I had let my mind wander as I drove, sort of drifting with the music until I made it to Spartanburg, where I stopped for gas. Watching a lady come out of the little Speedway store reminded me of my mom, then family, then Amanda. When my mom walked out on my dad, I was 14. Amanda was only a couple of years older, but she had called to talk with me. I was pretty messed up and we talked for an hour, and then again a week later. We saw each other at the odd wedding or funeral, and we’d talked off and on over the years. Then, when my dad died a couple of years ago, we talked at length. Since then, we’d talked a couple of times, mostly about her daughter and her schooling. I gave her some tips on goal setting and motivation that she said worked pretty well. Her family was dysfunctional. My family was dysfunctional. I guess this was the two of us trying to break that chain. Whatever it was, I liked it and felt good about being able to help.

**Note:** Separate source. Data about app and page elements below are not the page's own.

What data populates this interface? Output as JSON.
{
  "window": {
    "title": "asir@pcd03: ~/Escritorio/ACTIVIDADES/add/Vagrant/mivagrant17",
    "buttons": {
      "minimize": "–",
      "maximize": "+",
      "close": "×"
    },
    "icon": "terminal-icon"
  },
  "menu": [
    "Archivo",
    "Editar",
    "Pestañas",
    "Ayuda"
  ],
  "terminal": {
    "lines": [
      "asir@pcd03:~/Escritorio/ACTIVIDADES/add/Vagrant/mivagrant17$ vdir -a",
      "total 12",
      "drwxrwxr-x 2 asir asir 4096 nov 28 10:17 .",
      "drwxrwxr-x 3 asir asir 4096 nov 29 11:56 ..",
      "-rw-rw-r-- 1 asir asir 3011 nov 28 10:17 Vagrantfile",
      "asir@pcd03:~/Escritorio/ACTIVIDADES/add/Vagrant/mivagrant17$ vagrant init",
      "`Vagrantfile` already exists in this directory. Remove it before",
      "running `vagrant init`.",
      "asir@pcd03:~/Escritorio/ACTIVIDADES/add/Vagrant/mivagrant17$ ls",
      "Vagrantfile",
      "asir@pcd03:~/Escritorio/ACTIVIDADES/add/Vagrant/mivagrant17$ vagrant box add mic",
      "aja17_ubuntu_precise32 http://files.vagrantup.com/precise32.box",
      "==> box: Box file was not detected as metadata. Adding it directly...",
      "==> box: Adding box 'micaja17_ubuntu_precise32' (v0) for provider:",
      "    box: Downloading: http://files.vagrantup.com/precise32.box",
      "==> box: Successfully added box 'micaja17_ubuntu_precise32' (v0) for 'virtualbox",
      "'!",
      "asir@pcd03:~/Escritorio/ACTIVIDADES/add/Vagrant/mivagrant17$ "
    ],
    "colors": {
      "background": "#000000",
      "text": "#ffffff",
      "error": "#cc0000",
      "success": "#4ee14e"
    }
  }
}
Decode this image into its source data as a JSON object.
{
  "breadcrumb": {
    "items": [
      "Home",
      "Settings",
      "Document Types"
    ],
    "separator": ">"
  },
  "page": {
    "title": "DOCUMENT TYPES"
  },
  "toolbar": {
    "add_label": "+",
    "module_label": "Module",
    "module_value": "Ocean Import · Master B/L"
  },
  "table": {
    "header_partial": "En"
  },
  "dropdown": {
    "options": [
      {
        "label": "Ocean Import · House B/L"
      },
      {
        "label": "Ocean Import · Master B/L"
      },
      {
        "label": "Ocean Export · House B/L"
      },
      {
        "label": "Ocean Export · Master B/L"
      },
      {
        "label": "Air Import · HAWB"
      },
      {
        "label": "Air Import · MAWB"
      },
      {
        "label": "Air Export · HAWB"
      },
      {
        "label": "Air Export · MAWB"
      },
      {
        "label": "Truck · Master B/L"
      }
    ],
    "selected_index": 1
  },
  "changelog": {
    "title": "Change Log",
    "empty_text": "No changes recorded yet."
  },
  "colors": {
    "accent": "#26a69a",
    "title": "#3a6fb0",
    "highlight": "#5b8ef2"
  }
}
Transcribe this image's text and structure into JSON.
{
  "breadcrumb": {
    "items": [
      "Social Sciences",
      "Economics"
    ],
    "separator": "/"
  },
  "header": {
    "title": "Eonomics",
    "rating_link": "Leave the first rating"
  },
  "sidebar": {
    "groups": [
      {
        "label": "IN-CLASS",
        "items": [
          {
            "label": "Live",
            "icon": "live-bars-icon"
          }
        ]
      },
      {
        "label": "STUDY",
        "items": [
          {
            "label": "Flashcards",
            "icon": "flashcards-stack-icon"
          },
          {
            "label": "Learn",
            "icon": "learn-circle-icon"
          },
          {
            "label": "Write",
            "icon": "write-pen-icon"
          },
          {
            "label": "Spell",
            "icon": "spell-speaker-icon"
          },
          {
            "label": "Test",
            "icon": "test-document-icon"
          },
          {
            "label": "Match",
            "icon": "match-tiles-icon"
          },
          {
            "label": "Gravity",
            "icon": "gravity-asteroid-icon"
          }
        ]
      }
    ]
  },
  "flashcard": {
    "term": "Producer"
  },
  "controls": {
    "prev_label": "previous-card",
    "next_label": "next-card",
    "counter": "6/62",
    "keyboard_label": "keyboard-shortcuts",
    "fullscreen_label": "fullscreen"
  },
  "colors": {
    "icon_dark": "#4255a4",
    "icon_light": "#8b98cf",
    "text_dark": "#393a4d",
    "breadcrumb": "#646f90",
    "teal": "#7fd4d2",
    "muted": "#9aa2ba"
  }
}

I found her driveway up a winding mountain road, almost hidden behind overgrown bushes. Those would have to be cleared and she’d need a sign at the street if she expected anyone to find the place. I pulled up the long equally winding driveway at the dinner hour. Flowers around the front of the house were blooming early, and the scent of honeysuckle was strong. I stepped out and stretched, looking up at the majestic old house. It was a European sort of home with a stone first floor and a lot of exposed timbers on the second. It looked like it would last forever. I remembered from years ago that the guesthouse was down the hill to my right, and the stable and a couple of other buildings were in back. With a bottle of Pinot Grigio in hand, I walked up the steps to an oversized oak front door and knocked.
Suddenly, this whole idea seemed strange. I hoped I wasn’t wasting my time or that what they needed wasn’t beyond my ability. Why I hadn’t asked more questions before I agreed to come up? The door opened and it was too late for any of that, and none of that mattered. Amanda opened the door in that frantic sort of way you get in when everything is coming at you at once. She realized who it was, breathed a heavy sign, smiled and wrapped me up in a bear hug. It was worth the trip just for that. I felt like her knight in shining armor, and I hadn’t even seen the dragon yet. So, I stood there getting hugged and hoped the dragon wasn’t too big.
.... There is more of this story ...